## TASK TO COMPLETE
Output the listing exactly as written, apart from its pictures.

## DATA FOR THIS TASK
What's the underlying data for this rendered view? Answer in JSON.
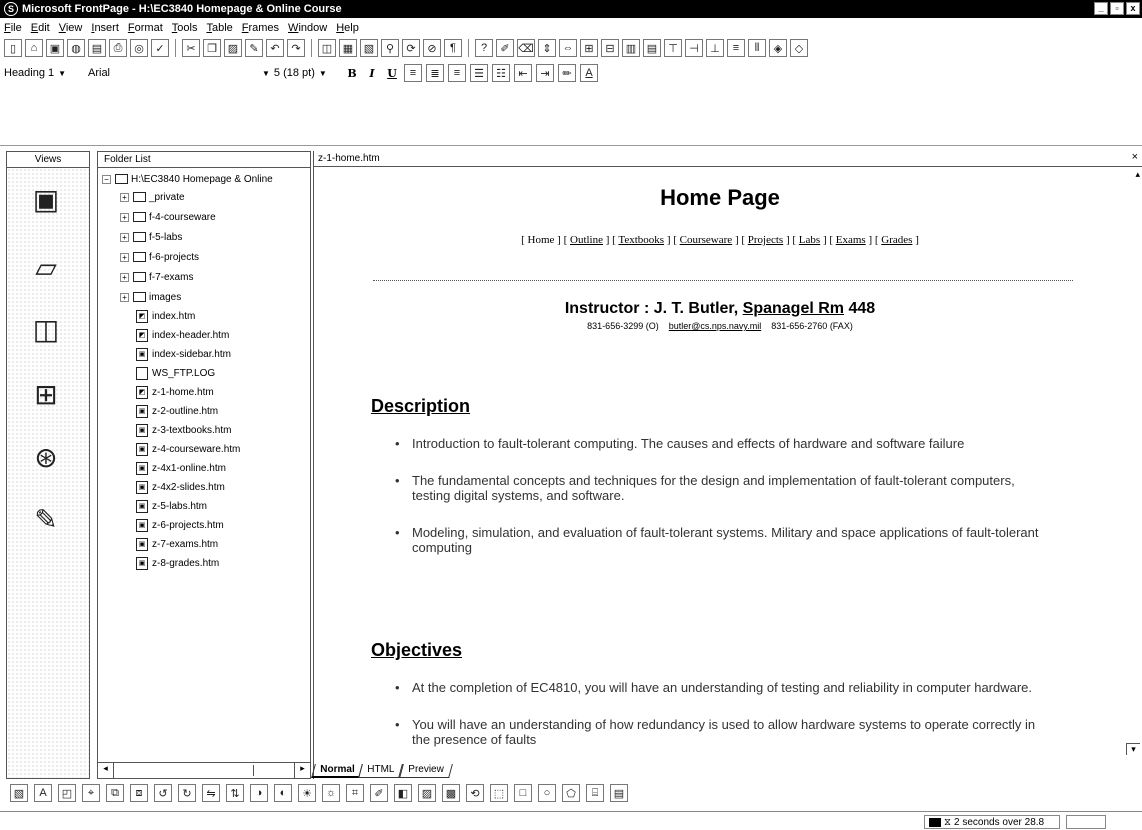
{
  "window": {
    "title": "Microsoft FrontPage - H:\\EC3840 Homepage & Online Course",
    "controls": [
      "_",
      "▫",
      "x"
    ]
  },
  "menu": [
    "File",
    "Edit",
    "View",
    "Insert",
    "Format",
    "Tools",
    "Table",
    "Frames",
    "Window",
    "Help"
  ],
  "formatting": {
    "style": "Heading 1",
    "font": "Arial",
    "size": "5 (18 pt)",
    "bold": "B",
    "italic": "I",
    "underline": "U"
  },
  "views_pane": {
    "header": "Views"
  },
  "folder_pane": {
    "header": "Folder List",
    "root": "H:\\EC3840 Homepage & Online",
    "folders": [
      "_private",
      "f-4-courseware",
      "f-5-labs",
      "f-6-projects",
      "f-7-exams",
      "images"
    ],
    "files": [
      "index.htm",
      "index-header.htm",
      "index-sidebar.htm",
      "WS_FTP.LOG",
      "z-1-home.htm",
      "z-2-outline.htm",
      "z-3-textbooks.htm",
      "z-4-courseware.htm",
      "z-4x1-online.htm",
      "z-4x2-slides.htm",
      "z-5-labs.htm",
      "z-6-projects.htm",
      "z-7-exams.htm",
      "z-8-grades.htm"
    ]
  },
  "editor": {
    "tab_label": "z-1-home.htm",
    "close": "×"
  },
  "document": {
    "title": "Home Page",
    "nav": [
      "Home",
      "Outline",
      "Textbooks",
      "Courseware",
      "Projects",
      "Labs",
      "Exams",
      "Grades"
    ],
    "instructor_label": "Instructor :",
    "instructor_name": "J. T. Butler,",
    "instructor_room": "Spanagel Rm",
    "instructor_room_num": "448",
    "phone": "831-656-3299 (O)",
    "email": "butler@cs.nps.navy.mil",
    "fax": "831-656-2760 (FAX)",
    "description_heading": "Description",
    "description": [
      "Introduction to fault-tolerant computing. The causes and effects of hardware and software failure",
      "The fundamental concepts and techniques for the design and implementation of fault-tolerant computers, testing digital systems, and software.",
      "Modeling, simulation, and evaluation of fault-tolerant systems. Military and space applications of fault-tolerant computing"
    ],
    "objectives_heading": "Objectives",
    "objectives": [
      "At the completion of EC4810, you will have an understanding of testing and reliability in computer hardware.",
      "You will have an understanding of how redundancy is used to allow hardware systems to operate correctly in the presence of faults"
    ]
  },
  "view_tabs": [
    "Normal",
    "HTML",
    "Preview"
  ],
  "status": {
    "download_time": "2 seconds over 28.8"
  }
}
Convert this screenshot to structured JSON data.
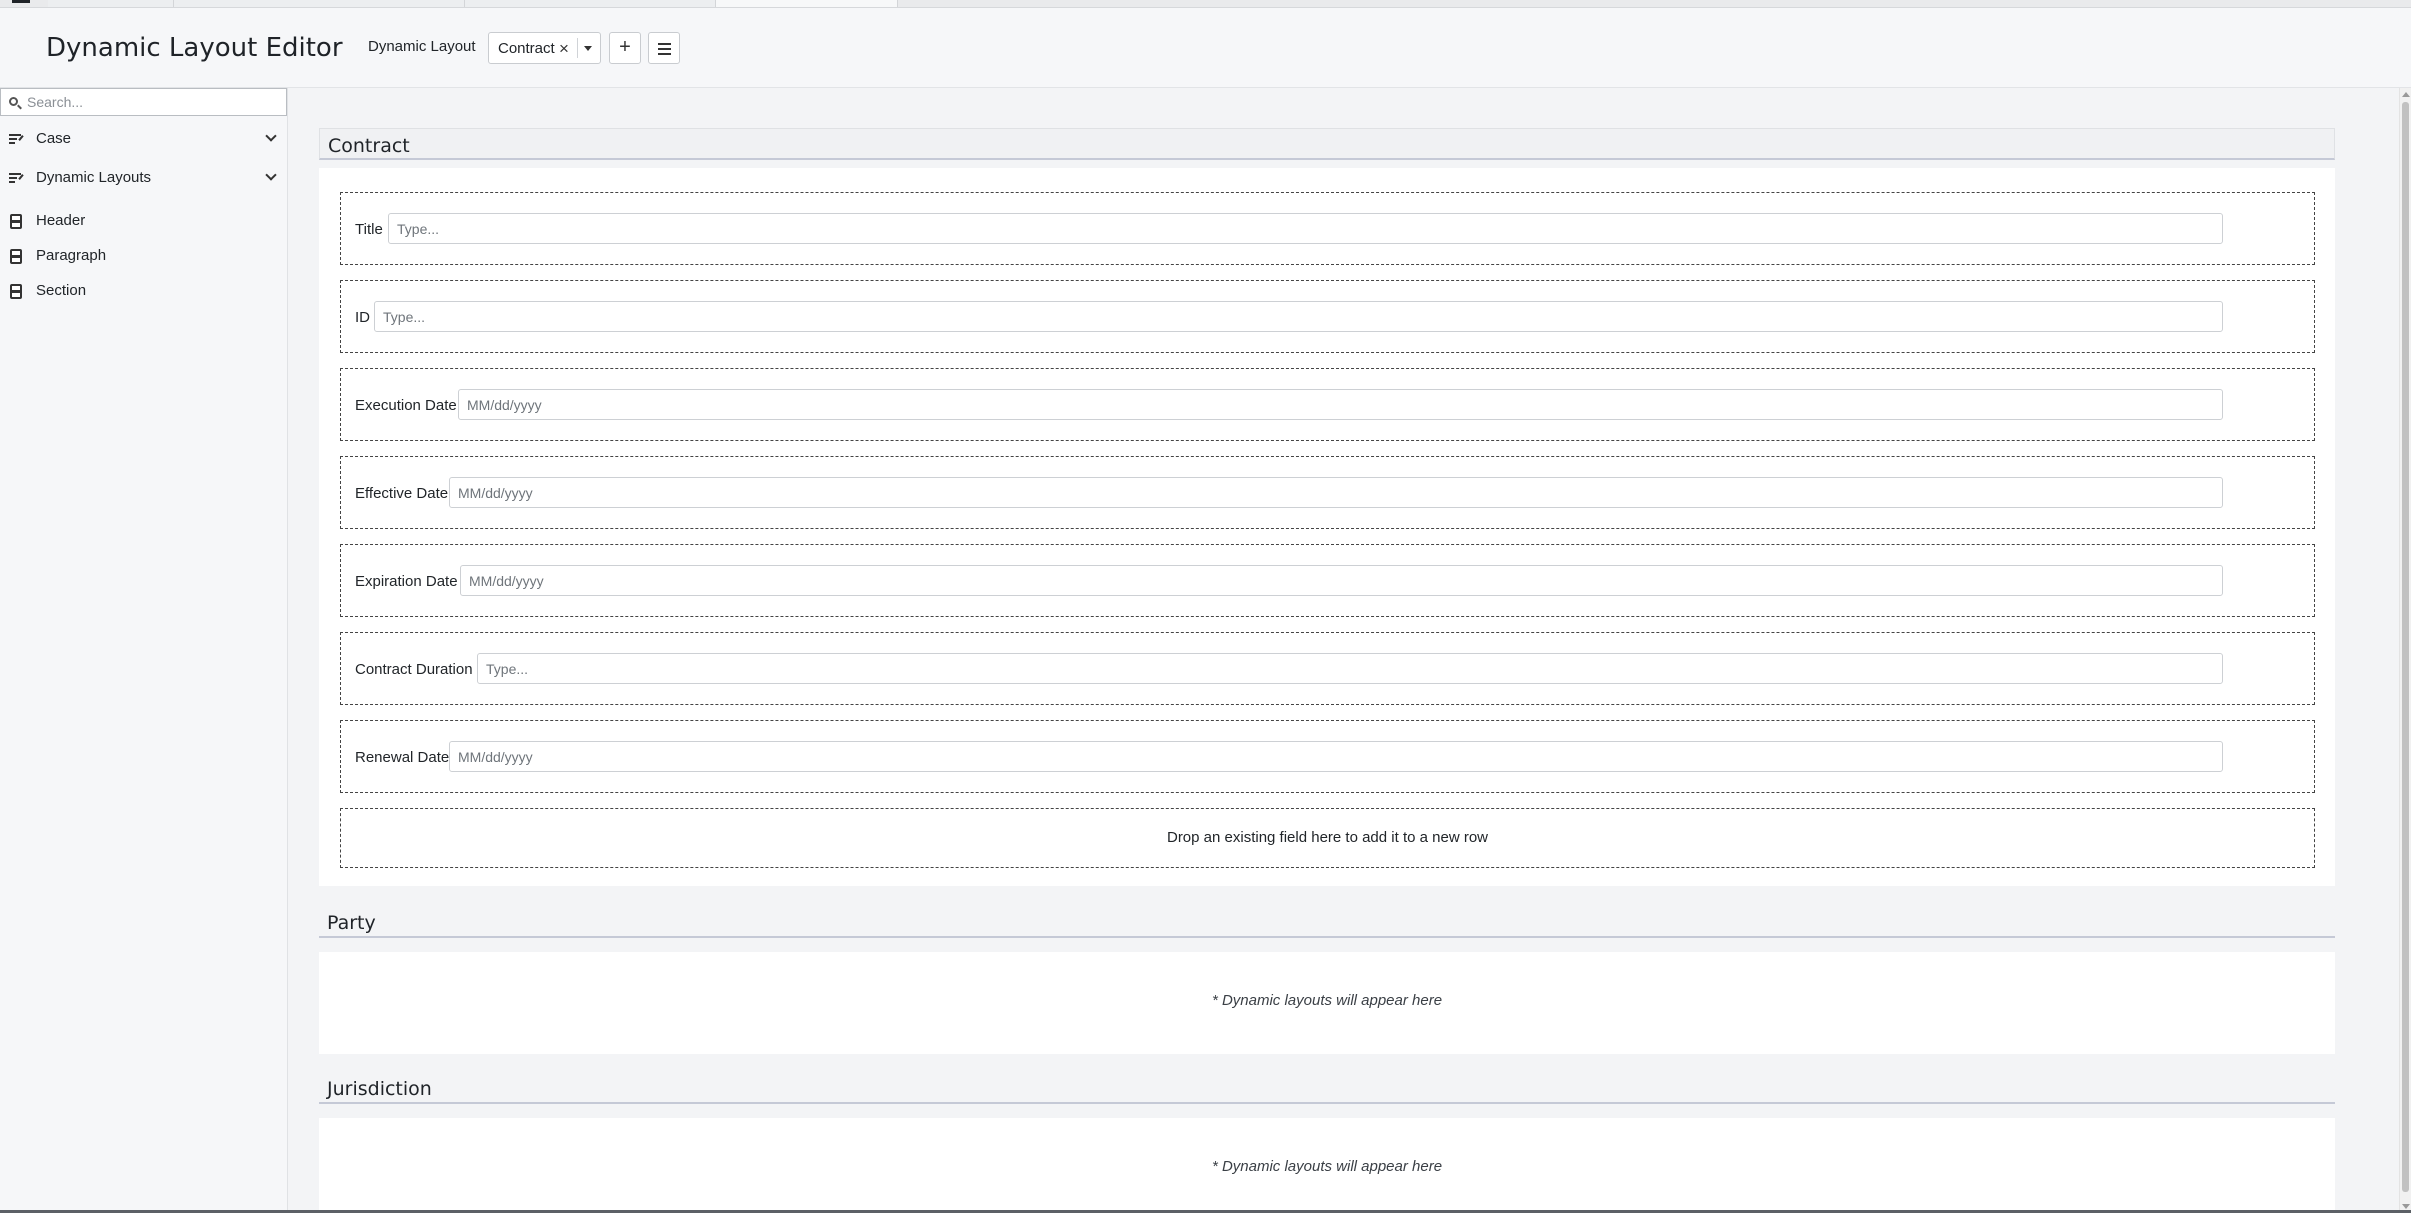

## TASK SOLUTION
What's the underlying data for this rendered view? Answer in JSON.
{
  "window": {
    "title": "Microsoft FrontPage - H:\\EC3840 Homepage & Online Course",
    "controls": [
      "_",
      "▫",
      "x"
    ]
  },
  "menu": [
    "File",
    "Edit",
    "View",
    "Insert",
    "Format",
    "Tools",
    "Table",
    "Frames",
    "Window",
    "Help"
  ],
  "formatting": {
    "style": "Heading 1",
    "font": "Arial",
    "size": "5 (18 pt)",
    "bold": "B",
    "italic": "I",
    "underline": "U"
  },
  "views_pane": {
    "header": "Views"
  },
  "folder_pane": {
    "header": "Folder List",
    "root": "H:\\EC3840 Homepage & Online",
    "folders": [
      "_private",
      "f-4-courseware",
      "f-5-labs",
      "f-6-projects",
      "f-7-exams",
      "images"
    ],
    "files": [
      "index.htm",
      "index-header.htm",
      "index-sidebar.htm",
      "WS_FTP.LOG",
      "z-1-home.htm",
      "z-2-outline.htm",
      "z-3-textbooks.htm",
      "z-4-courseware.htm",
      "z-4x1-online.htm",
      "z-4x2-slides.htm",
      "z-5-labs.htm",
      "z-6-projects.htm",
      "z-7-exams.htm",
      "z-8-grades.htm"
    ]
  },
  "editor": {
    "tab_label": "z-1-home.htm",
    "close": "×"
  },
  "document": {
    "title": "Home Page",
    "nav": [
      "Home",
      "Outline",
      "Textbooks",
      "Courseware",
      "Projects",
      "Labs",
      "Exams",
      "Grades"
    ],
    "instructor_label": "Instructor :",
    "instructor_name": "J. T. Butler,",
    "instructor_room": "Spanagel Rm",
    "instructor_room_num": "448",
    "phone": "831-656-3299 (O)",
    "email": "butler@cs.nps.navy.mil",
    "fax": "831-656-2760 (FAX)",
    "description_heading": "Description",
    "description": [
      "Introduction to fault-tolerant computing. The causes and effects of hardware and software failure",
      "The fundamental concepts and techniques for the design and implementation of fault-tolerant computers, testing digital systems, and software.",
      "Modeling, simulation, and evaluation of fault-tolerant systems. Military and space applications of fault-tolerant computing"
    ],
    "objectives_heading": "Objectives",
    "objectives": [
      "At the completion of EC4810, you will have an understanding of testing and reliability in computer hardware.",
      "You will have an understanding of how redundancy is used to allow hardware systems to operate correctly in the presence of faults"
    ]
  },
  "view_tabs": [
    "Normal",
    "HTML",
    "Preview"
  ],
  "status": {
    "download_time": "2 seconds over 28.8"
  }
}
Convert this screenshot to structured JSON data.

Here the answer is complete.